Exercise:
Read through the lines below and copy the ones holding the string "content".

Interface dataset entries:

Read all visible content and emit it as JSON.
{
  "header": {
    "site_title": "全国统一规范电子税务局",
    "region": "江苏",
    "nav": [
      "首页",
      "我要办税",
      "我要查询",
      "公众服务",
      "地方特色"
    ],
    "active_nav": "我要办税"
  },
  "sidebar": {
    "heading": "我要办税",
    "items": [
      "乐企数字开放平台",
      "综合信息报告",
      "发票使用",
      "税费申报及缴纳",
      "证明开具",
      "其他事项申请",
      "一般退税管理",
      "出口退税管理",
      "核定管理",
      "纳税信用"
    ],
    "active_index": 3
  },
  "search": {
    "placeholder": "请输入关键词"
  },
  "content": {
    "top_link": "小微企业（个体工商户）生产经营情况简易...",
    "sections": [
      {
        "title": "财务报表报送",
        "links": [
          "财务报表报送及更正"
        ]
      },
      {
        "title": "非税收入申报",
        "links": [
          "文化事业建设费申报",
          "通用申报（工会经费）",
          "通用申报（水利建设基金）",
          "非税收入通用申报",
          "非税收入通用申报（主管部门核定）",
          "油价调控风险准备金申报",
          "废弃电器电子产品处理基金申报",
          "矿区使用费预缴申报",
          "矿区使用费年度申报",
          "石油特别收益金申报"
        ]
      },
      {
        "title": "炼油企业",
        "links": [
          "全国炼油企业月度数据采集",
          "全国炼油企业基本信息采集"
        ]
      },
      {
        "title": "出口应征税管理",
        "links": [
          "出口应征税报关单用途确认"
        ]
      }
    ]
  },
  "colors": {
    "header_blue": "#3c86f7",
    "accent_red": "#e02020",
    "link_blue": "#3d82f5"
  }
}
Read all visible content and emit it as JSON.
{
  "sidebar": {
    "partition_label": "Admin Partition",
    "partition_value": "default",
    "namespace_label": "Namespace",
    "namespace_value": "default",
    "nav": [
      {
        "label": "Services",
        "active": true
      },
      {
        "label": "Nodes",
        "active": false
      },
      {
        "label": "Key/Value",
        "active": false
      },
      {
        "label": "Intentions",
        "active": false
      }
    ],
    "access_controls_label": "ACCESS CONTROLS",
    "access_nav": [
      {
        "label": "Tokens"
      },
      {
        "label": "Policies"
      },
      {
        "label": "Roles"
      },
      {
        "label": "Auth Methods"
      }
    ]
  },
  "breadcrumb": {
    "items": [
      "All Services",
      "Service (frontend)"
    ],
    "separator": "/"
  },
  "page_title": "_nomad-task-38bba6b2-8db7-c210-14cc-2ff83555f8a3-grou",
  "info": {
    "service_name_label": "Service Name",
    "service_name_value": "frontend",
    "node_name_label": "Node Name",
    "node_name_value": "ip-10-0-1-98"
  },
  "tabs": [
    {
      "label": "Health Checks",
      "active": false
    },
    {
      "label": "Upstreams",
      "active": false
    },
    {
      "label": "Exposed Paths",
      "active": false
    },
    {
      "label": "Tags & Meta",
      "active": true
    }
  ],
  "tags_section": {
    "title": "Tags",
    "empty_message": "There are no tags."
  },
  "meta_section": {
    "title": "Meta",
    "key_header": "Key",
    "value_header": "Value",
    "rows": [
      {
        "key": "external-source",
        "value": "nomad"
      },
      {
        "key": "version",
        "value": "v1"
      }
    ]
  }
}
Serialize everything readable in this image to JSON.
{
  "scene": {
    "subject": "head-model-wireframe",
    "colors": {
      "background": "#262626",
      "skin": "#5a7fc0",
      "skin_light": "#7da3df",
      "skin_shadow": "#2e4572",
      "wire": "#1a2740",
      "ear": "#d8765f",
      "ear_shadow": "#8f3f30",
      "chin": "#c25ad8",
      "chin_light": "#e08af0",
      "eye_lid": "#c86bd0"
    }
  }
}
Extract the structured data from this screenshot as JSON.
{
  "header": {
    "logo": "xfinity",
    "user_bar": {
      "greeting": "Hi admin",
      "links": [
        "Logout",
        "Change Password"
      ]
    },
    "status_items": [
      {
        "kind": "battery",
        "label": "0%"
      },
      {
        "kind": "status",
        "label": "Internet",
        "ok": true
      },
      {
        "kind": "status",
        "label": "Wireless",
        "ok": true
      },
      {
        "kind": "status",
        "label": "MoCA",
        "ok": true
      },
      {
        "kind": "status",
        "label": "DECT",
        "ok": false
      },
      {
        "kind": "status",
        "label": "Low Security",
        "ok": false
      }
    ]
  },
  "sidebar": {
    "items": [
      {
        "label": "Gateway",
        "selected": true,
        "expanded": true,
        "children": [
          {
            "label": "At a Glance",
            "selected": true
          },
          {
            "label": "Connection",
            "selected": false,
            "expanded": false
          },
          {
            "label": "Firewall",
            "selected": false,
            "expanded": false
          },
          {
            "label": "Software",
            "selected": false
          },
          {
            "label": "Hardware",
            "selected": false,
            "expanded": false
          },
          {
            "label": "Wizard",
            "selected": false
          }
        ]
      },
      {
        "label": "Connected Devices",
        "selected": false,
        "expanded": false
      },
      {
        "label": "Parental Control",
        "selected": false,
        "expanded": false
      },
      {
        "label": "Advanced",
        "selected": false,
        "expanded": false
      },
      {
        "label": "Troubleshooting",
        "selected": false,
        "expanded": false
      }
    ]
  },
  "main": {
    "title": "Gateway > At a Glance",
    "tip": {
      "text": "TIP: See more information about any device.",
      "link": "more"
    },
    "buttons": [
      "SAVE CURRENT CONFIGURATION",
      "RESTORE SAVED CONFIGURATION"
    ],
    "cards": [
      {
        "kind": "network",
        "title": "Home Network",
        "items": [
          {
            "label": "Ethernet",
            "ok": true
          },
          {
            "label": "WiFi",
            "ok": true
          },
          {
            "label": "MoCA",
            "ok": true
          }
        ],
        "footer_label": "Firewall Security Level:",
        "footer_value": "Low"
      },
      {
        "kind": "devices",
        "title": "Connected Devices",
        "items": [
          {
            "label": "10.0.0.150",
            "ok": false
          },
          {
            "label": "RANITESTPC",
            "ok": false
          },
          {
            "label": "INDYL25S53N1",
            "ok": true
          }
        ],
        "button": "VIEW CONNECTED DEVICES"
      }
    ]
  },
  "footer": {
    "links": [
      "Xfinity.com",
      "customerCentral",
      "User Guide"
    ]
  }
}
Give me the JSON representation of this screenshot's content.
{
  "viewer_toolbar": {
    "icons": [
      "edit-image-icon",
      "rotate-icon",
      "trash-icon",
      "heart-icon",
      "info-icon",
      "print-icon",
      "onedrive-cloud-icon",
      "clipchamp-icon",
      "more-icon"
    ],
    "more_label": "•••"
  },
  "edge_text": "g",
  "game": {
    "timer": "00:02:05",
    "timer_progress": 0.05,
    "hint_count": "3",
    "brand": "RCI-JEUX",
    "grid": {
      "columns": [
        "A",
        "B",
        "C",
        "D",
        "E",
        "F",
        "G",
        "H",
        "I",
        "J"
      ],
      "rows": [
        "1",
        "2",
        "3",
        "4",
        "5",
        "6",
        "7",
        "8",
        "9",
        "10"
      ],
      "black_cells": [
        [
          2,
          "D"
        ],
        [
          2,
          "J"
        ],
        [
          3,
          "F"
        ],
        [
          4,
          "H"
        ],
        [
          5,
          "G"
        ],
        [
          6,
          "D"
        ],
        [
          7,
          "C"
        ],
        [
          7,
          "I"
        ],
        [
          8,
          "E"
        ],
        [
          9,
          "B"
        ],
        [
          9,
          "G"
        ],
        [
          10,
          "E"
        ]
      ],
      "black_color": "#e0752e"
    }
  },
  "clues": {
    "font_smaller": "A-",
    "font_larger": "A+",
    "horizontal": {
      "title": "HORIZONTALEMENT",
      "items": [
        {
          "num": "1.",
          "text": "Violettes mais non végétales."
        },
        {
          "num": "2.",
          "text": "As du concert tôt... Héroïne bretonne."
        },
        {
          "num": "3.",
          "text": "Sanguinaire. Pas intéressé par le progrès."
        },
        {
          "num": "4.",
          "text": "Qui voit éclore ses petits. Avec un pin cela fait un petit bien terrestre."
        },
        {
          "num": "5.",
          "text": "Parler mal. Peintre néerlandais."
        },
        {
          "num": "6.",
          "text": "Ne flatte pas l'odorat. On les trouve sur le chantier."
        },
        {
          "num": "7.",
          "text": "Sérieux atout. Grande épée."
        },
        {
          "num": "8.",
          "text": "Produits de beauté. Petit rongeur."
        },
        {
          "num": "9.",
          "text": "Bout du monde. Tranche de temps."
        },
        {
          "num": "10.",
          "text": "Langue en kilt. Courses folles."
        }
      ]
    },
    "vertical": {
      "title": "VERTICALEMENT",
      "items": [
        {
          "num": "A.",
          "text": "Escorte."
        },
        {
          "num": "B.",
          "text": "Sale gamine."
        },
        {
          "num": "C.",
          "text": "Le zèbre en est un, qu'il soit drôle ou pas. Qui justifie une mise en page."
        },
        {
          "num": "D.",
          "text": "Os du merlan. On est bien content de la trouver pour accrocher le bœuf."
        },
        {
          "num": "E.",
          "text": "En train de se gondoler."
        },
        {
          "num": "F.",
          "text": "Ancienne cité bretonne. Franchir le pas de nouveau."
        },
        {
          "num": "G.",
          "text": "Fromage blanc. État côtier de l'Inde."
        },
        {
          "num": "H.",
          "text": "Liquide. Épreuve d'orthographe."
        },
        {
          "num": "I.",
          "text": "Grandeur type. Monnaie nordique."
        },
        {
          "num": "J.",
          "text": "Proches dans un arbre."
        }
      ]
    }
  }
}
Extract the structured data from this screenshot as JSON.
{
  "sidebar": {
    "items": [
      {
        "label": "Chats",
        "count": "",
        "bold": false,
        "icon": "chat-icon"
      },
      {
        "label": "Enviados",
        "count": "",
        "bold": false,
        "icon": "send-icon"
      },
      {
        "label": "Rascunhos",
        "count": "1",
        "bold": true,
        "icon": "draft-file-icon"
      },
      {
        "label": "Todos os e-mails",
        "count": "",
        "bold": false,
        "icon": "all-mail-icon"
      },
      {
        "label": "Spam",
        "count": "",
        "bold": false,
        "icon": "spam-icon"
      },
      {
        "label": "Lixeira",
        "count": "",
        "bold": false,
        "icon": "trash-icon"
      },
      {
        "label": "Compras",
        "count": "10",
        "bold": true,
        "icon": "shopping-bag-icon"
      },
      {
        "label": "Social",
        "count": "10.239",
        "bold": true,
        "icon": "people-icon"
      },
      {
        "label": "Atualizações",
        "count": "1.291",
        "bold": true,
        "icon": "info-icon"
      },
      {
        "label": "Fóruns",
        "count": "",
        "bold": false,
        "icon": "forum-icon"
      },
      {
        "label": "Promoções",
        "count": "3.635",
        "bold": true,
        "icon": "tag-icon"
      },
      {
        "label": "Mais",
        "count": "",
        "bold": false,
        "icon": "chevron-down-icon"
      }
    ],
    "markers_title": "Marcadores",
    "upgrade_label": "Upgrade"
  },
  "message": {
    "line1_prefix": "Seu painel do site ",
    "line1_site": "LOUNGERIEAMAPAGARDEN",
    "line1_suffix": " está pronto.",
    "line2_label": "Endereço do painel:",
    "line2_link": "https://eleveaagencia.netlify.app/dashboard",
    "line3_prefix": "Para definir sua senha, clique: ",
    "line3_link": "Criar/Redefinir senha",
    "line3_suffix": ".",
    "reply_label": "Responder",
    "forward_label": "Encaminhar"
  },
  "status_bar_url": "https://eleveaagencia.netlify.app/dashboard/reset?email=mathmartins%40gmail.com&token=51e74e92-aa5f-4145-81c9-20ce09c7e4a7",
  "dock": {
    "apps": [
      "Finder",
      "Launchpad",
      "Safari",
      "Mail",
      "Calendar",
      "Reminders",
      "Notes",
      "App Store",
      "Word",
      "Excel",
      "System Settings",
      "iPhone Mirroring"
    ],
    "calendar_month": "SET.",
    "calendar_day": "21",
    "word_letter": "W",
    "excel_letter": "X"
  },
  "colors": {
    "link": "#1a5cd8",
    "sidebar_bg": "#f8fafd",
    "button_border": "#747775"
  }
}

Output of the exercise:
Read all visible content and emit it as JSON.
  "content": {
Read all visible content and emit it as JSON.
Give me the JSON representation of this screenshot's content.
          "text": "Os du merlan. On est bien content de la trouver pour accrocher le bœuf."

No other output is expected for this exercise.